#### MATERIAL SHOWN

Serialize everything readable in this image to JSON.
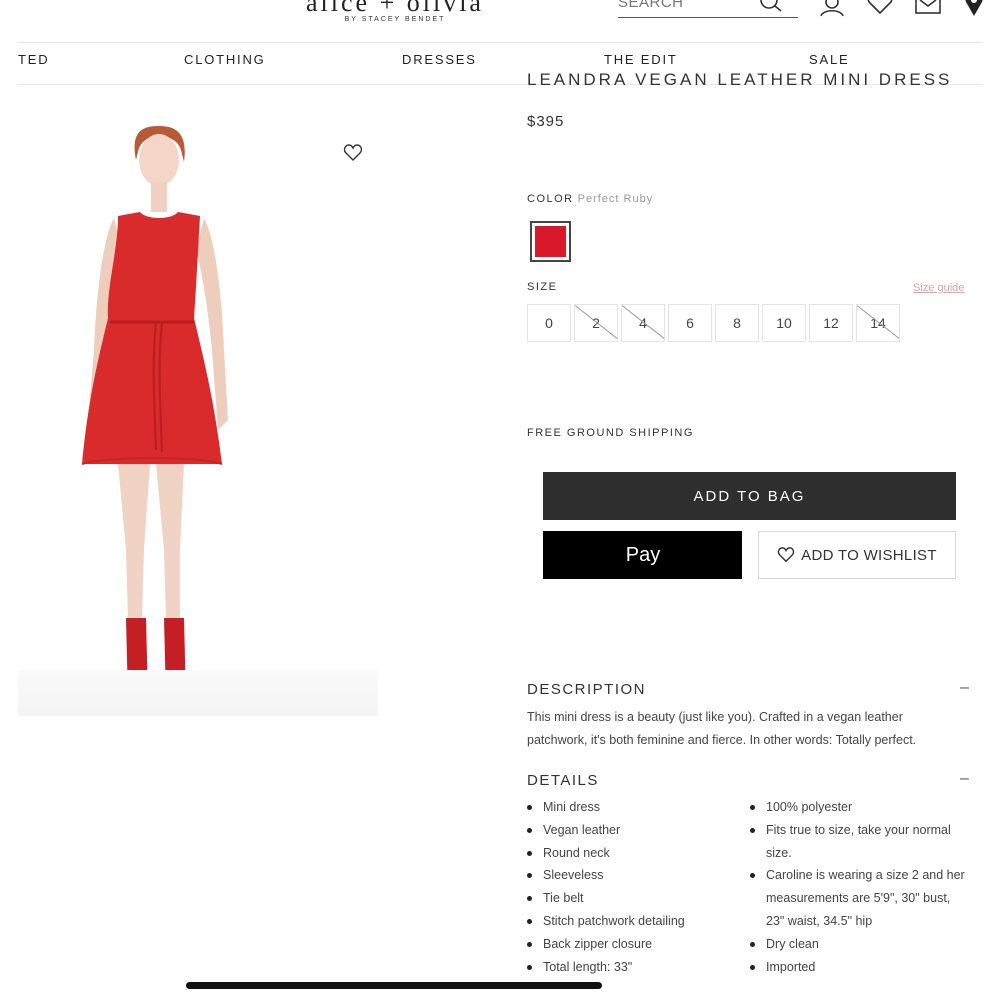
{
  "header": {
    "logo_main": "alice + olivia",
    "logo_sub": "BY STACEY BENDET",
    "search_placeholder": "SEARCH"
  },
  "nav": {
    "items": [
      "TED",
      "CLOTHING",
      "DRESSES",
      "THE EDIT",
      "SALE"
    ]
  },
  "product": {
    "title_clipped": "LEANDRA VEGAN LEATHER MINI DRESS",
    "price": "$395",
    "color_label": "COLOR",
    "color_value": "Perfect Ruby",
    "swatch_color": "#d9182a",
    "size_label": "SIZE",
    "size_guide": "Size guide",
    "sizes": [
      {
        "label": "0",
        "available": true
      },
      {
        "label": "2",
        "available": false
      },
      {
        "label": "4",
        "available": false
      },
      {
        "label": "6",
        "available": true
      },
      {
        "label": "8",
        "available": true
      },
      {
        "label": "10",
        "available": true
      },
      {
        "label": "12",
        "available": true
      },
      {
        "label": "14",
        "available": false
      }
    ],
    "shipping": "FREE GROUND SHIPPING",
    "add_to_bag": "ADD TO BAG",
    "apple_pay": "Pay",
    "add_to_wishlist": "ADD TO WISHLIST"
  },
  "description": {
    "heading": "DESCRIPTION",
    "toggle": "–",
    "line1": "This mini dress is a beauty (just like you). Crafted in a vegan leather",
    "line2": "patchwork, it's both feminine and fierce. In other words: Totally perfect."
  },
  "details": {
    "heading": "DETAILS",
    "toggle": "–",
    "left": [
      "Mini dress",
      "Vegan leather",
      "Round neck",
      "Sleeveless",
      "Tie belt",
      "Stitch patchwork detailing",
      "Back zipper closure",
      "Total length: 33\""
    ],
    "right": [
      "100% polyester",
      "Fits true to size, take your normal size.",
      "Caroline is wearing a size 2 and her measurements are 5'9\", 30\" bust, 23\" waist, 34.5\" hip",
      "Dry clean",
      "Imported"
    ]
  },
  "colors": {
    "accent_dark": "#2e2e2e",
    "ruby": "#d9182a",
    "size_guide": "#d9a3a3"
  },
  "icons": [
    "search-icon",
    "account-icon",
    "heart-icon",
    "bag-icon",
    "location-pin-icon",
    "apple-icon"
  ]
}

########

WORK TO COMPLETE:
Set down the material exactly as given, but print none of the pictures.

YOUR SOLUTION:
Serialize everything readable in this image to JSON.
{
  "header": {
    "logo_main": "alice + olivia",
    "logo_sub": "BY STACEY BENDET",
    "search_placeholder": "SEARCH"
  },
  "nav": {
    "items": [
      "TED",
      "CLOTHING",
      "DRESSES",
      "THE EDIT",
      "SALE"
    ]
  },
  "product": {
    "title_clipped": "LEANDRA VEGAN LEATHER MINI DRESS",
    "price": "$395",
    "color_label": "COLOR",
    "color_value": "Perfect Ruby",
    "swatch_color": "#d9182a",
    "size_label": "SIZE",
    "size_guide": "Size guide",
    "sizes": [
      {
        "label": "0",
        "available": true
      },
      {
        "label": "2",
        "available": false
      },
      {
        "label": "4",
        "available": false
      },
      {
        "label": "6",
        "available": true
      },
      {
        "label": "8",
        "available": true
      },
      {
        "label": "10",
        "available": true
      },
      {
        "label": "12",
        "available": true
      },
      {
        "label": "14",
        "available": false
      }
    ],
    "shipping": "FREE GROUND SHIPPING",
    "add_to_bag": "ADD TO BAG",
    "apple_pay": "Pay",
    "add_to_wishlist": "ADD TO WISHLIST"
  },
  "description": {
    "heading": "DESCRIPTION",
    "toggle": "–",
    "line1": "This mini dress is a beauty (just like you). Crafted in a vegan leather",
    "line2": "patchwork, it's both feminine and fierce. In other words: Totally perfect."
  },
  "details": {
    "heading": "DETAILS",
    "toggle": "–",
    "left": [
      "Mini dress",
      "Vegan leather",
      "Round neck",
      "Sleeveless",
      "Tie belt",
      "Stitch patchwork detailing",
      "Back zipper closure",
      "Total length: 33\""
    ],
    "right": [
      "100% polyester",
      "Fits true to size, take your normal size.",
      "Caroline is wearing a size 2 and her measurements are 5'9\", 30\" bust, 23\" waist, 34.5\" hip",
      "Dry clean",
      "Imported"
    ]
  },
  "colors": {
    "accent_dark": "#2e2e2e",
    "ruby": "#d9182a",
    "size_guide": "#d9a3a3"
  },
  "icons": [
    "search-icon",
    "account-icon",
    "heart-icon",
    "bag-icon",
    "location-pin-icon",
    "apple-icon"
  ]
}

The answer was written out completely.